Lifting the veil on conflict, culture and politics
Bring on the tanks, they’ll come to like them in Afghanistan
The United States is introducing tanks into the fight against the Taliban in the Afghan south for the first time since 2001, but the logic behind the move is still being hotly debated.
One of the reasons advanced is that the arrival of the M1 Abrams tank, propelled by a jet engine and armed with a 120mm gun that can destroy a house more than a mile away, is going to shake up the battlefield. “The tanks bring awe, shock and firepower,” The Washington Post quoted a senior U.S. officer based in Afghanistan as saying. “It’s pretty significant.”
What is even more significant is the end-result that the U.S. military is hoping to achieve by unleashing such firepower in the Taliban stronghold. The aim is not just to destroy the Taliban, but also in a rather convoluted fashion show ordinary Afghans that the government and its Western backers call the shots in the countryside, not the Taliban. Over the past several months, as Wired blog reports the US has already stepped up air strikes, Special Operations raids, and artillery attacks, as part of General David Petraeus strategy to turn the heat on the Taliban with a view to forcing them to sue for peace.

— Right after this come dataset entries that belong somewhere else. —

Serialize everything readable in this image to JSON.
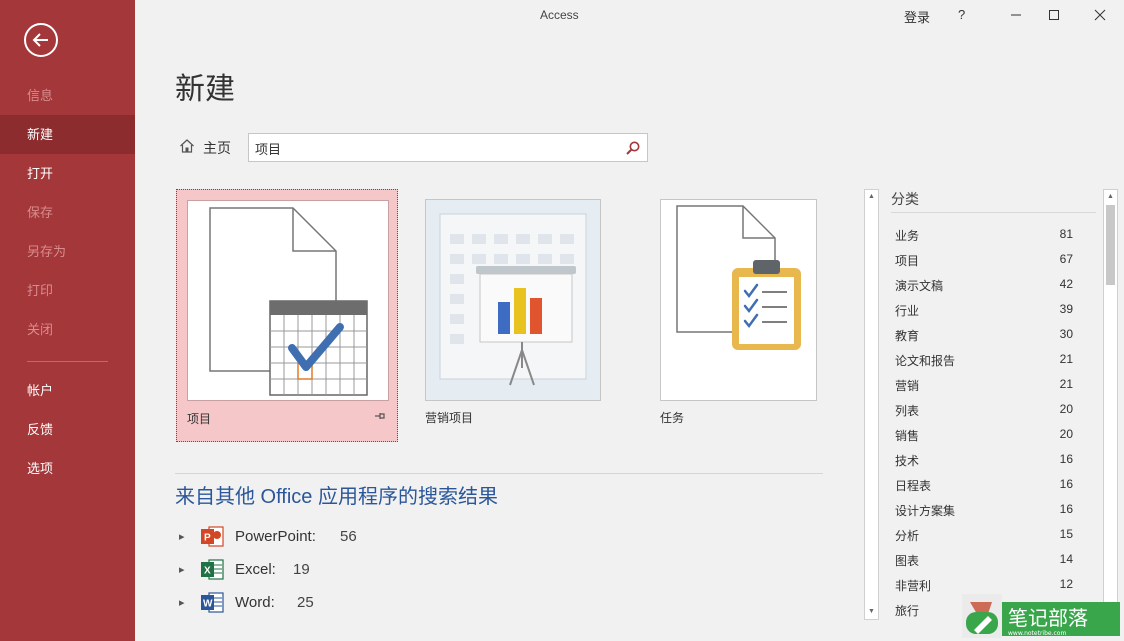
{
  "window": {
    "title": "Access",
    "signin": "登录",
    "help": "?"
  },
  "sidebar": {
    "items": [
      {
        "label": "信息",
        "state": "disabled"
      },
      {
        "label": "新建",
        "state": "active"
      },
      {
        "label": "打开",
        "state": "normal"
      },
      {
        "label": "保存",
        "state": "disabled"
      },
      {
        "label": "另存为",
        "state": "disabled"
      },
      {
        "label": "打印",
        "state": "disabled"
      },
      {
        "label": "关闭",
        "state": "disabled"
      },
      {
        "label": "帐户",
        "state": "normal"
      },
      {
        "label": "反馈",
        "state": "normal"
      },
      {
        "label": "选项",
        "state": "normal"
      }
    ]
  },
  "main": {
    "title": "新建",
    "home_label": "主页",
    "search_value": "项目",
    "templates": [
      {
        "label": "项目"
      },
      {
        "label": "营销项目"
      },
      {
        "label": "任务"
      }
    ],
    "other_title": "来自其他 Office 应用程序的搜索结果",
    "results": [
      {
        "app": "PowerPoint:",
        "count": "56",
        "icon": "powerpoint-icon"
      },
      {
        "app": "Excel:",
        "count": "19",
        "icon": "excel-icon"
      },
      {
        "app": "Word:",
        "count": "25",
        "icon": "word-icon"
      }
    ]
  },
  "categories": {
    "header": "分类",
    "items": [
      {
        "name": "业务",
        "count": "81"
      },
      {
        "name": "项目",
        "count": "67"
      },
      {
        "name": "演示文稿",
        "count": "42"
      },
      {
        "name": "行业",
        "count": "39"
      },
      {
        "name": "教育",
        "count": "30"
      },
      {
        "name": "论文和报告",
        "count": "21"
      },
      {
        "name": "营销",
        "count": "21"
      },
      {
        "name": "列表",
        "count": "20"
      },
      {
        "name": "销售",
        "count": "20"
      },
      {
        "name": "技术",
        "count": "16"
      },
      {
        "name": "日程表",
        "count": "16"
      },
      {
        "name": "设计方案集",
        "count": "16"
      },
      {
        "name": "分析",
        "count": "15"
      },
      {
        "name": "图表",
        "count": "14"
      },
      {
        "name": "非营利",
        "count": "12"
      },
      {
        "name": "旅行",
        "count": ""
      }
    ]
  },
  "watermark": {
    "text": "笔记部落",
    "url": "www.notetribe.com"
  },
  "colors": {
    "sidebar": "#a4373a",
    "sidebar_active": "#8c2c2f",
    "accent_blue": "#2b579a",
    "selected_tile": "#f6c7c9"
  }
}
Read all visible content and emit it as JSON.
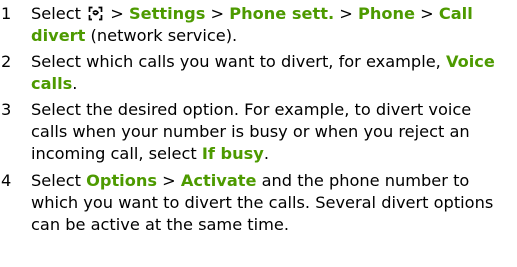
{
  "colors": {
    "keyword": "#4d9a00",
    "text": "#000000"
  },
  "steps": [
    {
      "number": "1",
      "parts": {
        "t1": "Select ",
        "icon": "menu-key-icon",
        "t2": " > ",
        "k1": "Settings",
        "t3": " > ",
        "k2": "Phone sett.",
        "t4": " > ",
        "k3": "Phone",
        "t5": " > ",
        "k4": "Call divert",
        "t6": " (network service)."
      }
    },
    {
      "number": "2",
      "parts": {
        "t1": "Select which calls you want to divert, for example, ",
        "k1": "Voice calls",
        "t2": "."
      }
    },
    {
      "number": "3",
      "parts": {
        "t1": "Select the desired option. For example, to divert voice calls when your number is busy or when you reject an incoming call, select ",
        "k1": "If busy",
        "t2": "."
      }
    },
    {
      "number": "4",
      "parts": {
        "t1": "Select ",
        "k1": "Options",
        "t2": " > ",
        "k2": "Activate",
        "t3": " and the phone number to which you want to divert the calls. Several divert options can be active at the same time."
      }
    }
  ]
}
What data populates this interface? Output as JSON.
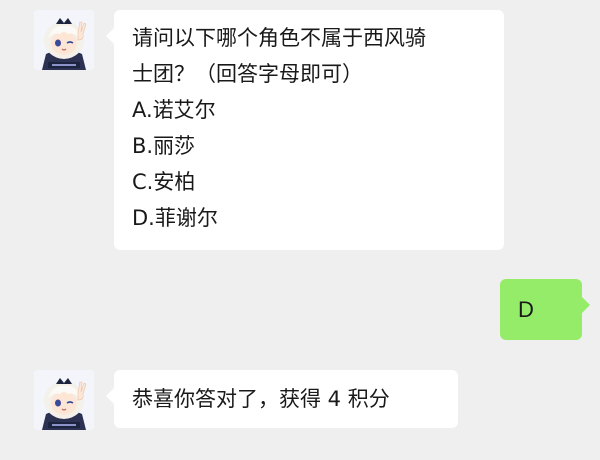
{
  "chat": {
    "messages": [
      {
        "sender": "left",
        "lines": [
          "请问以下哪个角色不属于西风骑",
          "士团？（回答字母即可）",
          "A.诺艾尔",
          "B.丽莎",
          "C.安柏",
          "D.菲谢尔"
        ]
      },
      {
        "sender": "right",
        "text": "D"
      },
      {
        "sender": "left",
        "text": "恭喜你答对了，获得 4 积分"
      }
    ],
    "avatar_icon": "paimon-avatar-icon",
    "colors": {
      "background": "#efefef",
      "bubble_left": "#ffffff",
      "bubble_right": "#95ec69",
      "text": "#191919"
    }
  }
}
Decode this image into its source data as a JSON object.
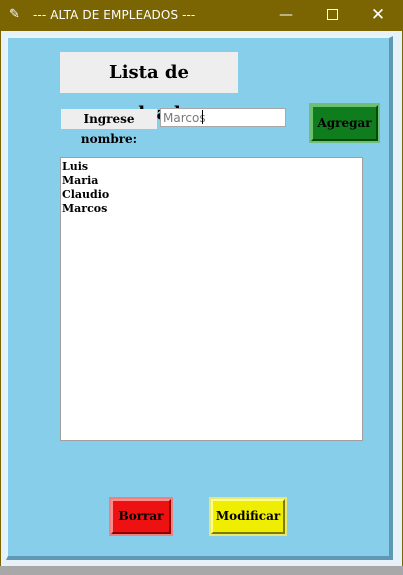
{
  "window": {
    "title": "--- ALTA DE EMPLEADOS ---",
    "icon": "feather-icon",
    "minimize_glyph": "—",
    "close_glyph": "✕"
  },
  "main": {
    "heading": "Lista de empleados",
    "name_label": "Ingrese nombre:",
    "name_value": "Marcos",
    "add_button": "Agregar",
    "delete_button": "Borrar",
    "modify_button": "Modificar",
    "employees": [
      "Luis",
      "Maria",
      "Claudio",
      "Marcos"
    ]
  },
  "colors": {
    "titlebar": "#7a6502",
    "frame": "#87ceeb",
    "add_button": "#0f7d1e",
    "delete_button": "#ee1111",
    "modify_button": "#f0ee00"
  }
}
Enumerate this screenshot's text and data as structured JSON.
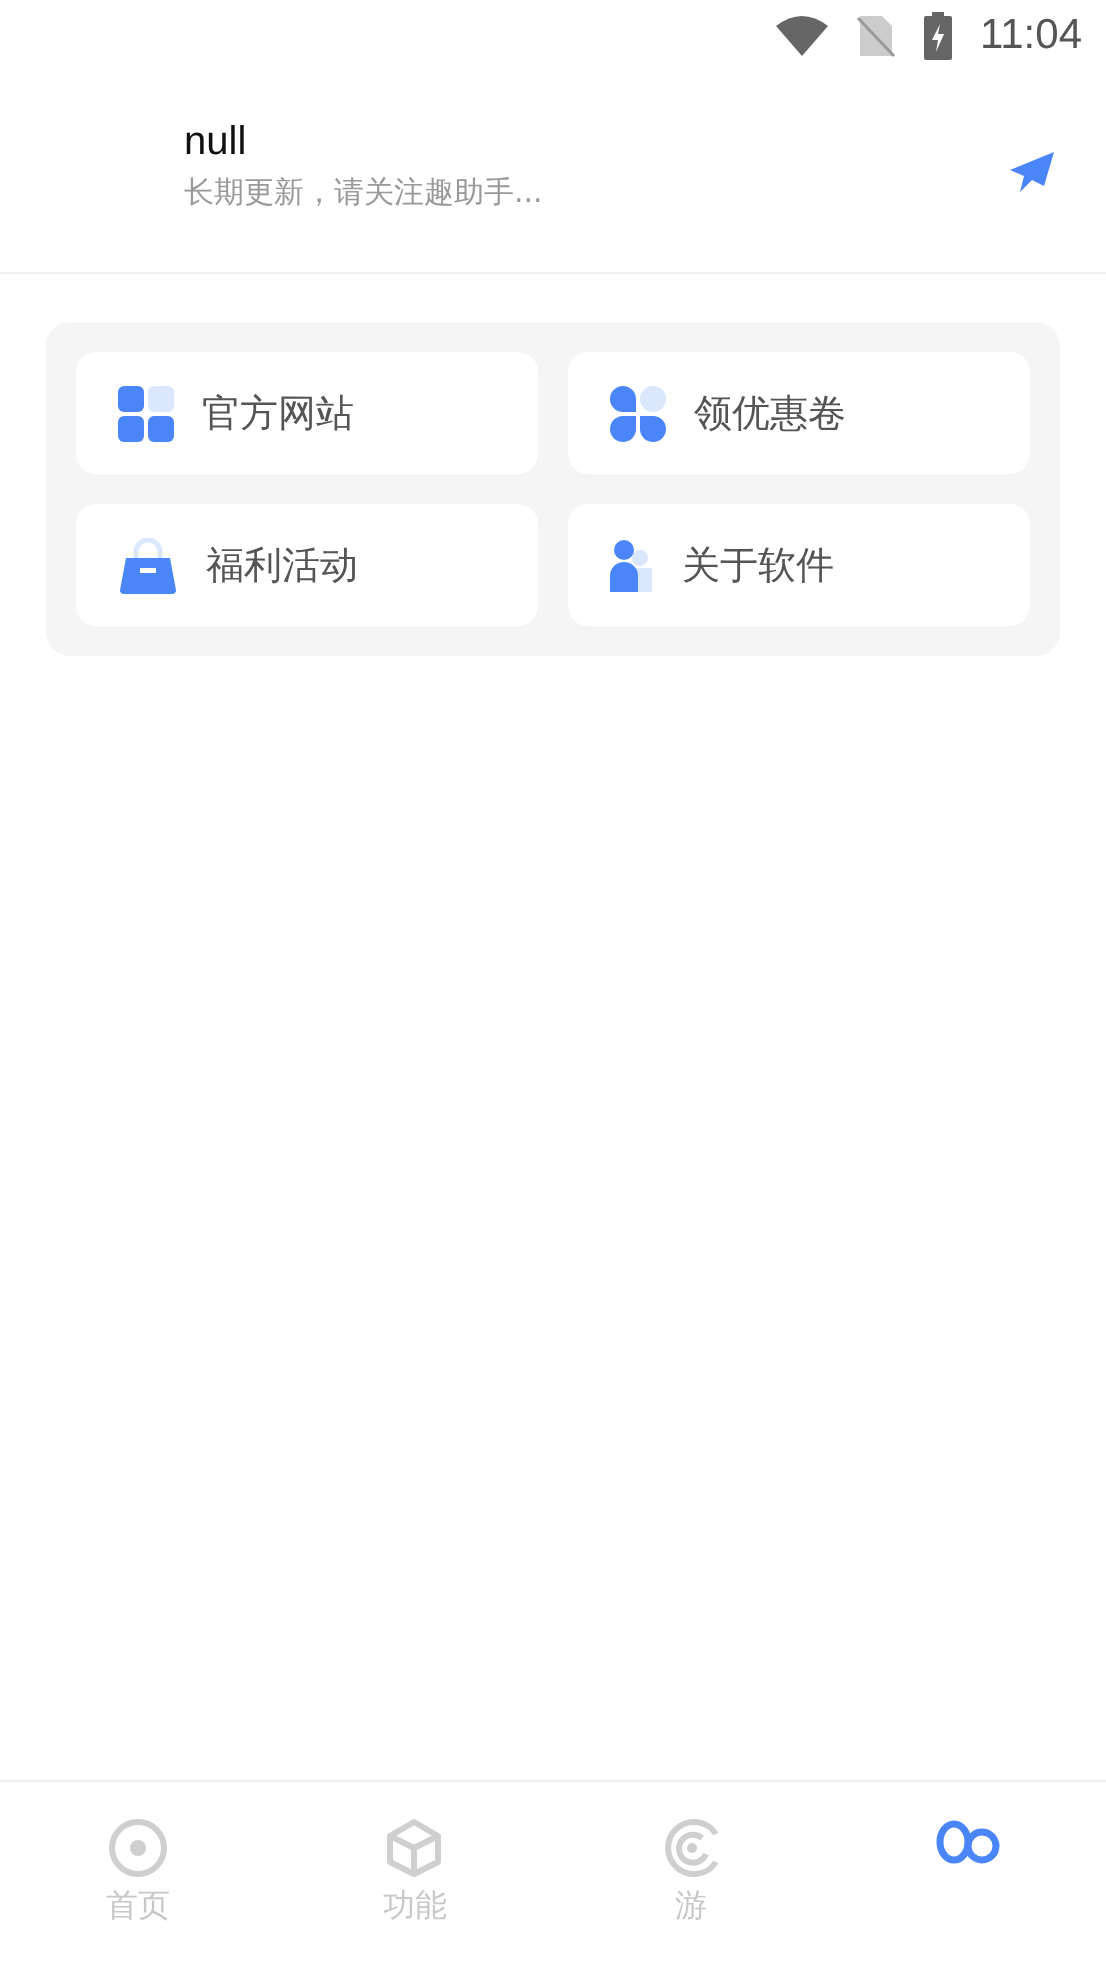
{
  "status_bar": {
    "time": "11:04"
  },
  "header": {
    "title": "null",
    "subtitle": "长期更新，请关注趣助手..."
  },
  "menu": [
    {
      "label": "官方网站",
      "kind": "grid"
    },
    {
      "label": "领优惠卷",
      "kind": "clover"
    },
    {
      "label": "福利活动",
      "kind": "bag"
    },
    {
      "label": "关于软件",
      "kind": "people"
    }
  ],
  "tabs": [
    {
      "label": "首页",
      "kind": "home",
      "selected": false
    },
    {
      "label": "功能",
      "kind": "cube",
      "selected": false
    },
    {
      "label": "游",
      "kind": "disc",
      "selected": false
    },
    {
      "kind": "loop",
      "selected": true
    }
  ]
}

And so while civilian casualties have been avoided, people have lost homes and farms in the U.S. military offensive in the south which clearly has been reshaped into a sustained series of deadly attacks, rather than a big-bang high profile operation of the Marjah type earlier this year. In one operation alone last month, U.S. planes dropped two dozen 2,000-pound bombs near Kandahar, the Post reported. You can imagine the impact of such firepower on the countryside. Trees, crops and huts – everything is going to be swept up under the weight of the assault.
Farmers have been asking U.S. military officers during community meetings why so many of their fields have been blown up in recent months. In public, the military has been apologetic about these attacks, but in private they are saying something else, the Post said. The destruction of homes and farms is forcing people to file claims for damaged property with the provincial administration and that is seen as a big gain because it reasserts the power of the civilian authority. “In effect, you are connecting the government to the people,” the newspaper quoted a U.S. officer as saying.
A rather extraordinary way of fostering links between the people and the administration. First, their property has to be damaged which will in turn compel them to approach the administration for help.
What if one, or several of them, turn to the Taliban for help, or indeed join the group having lost their homes and farms ?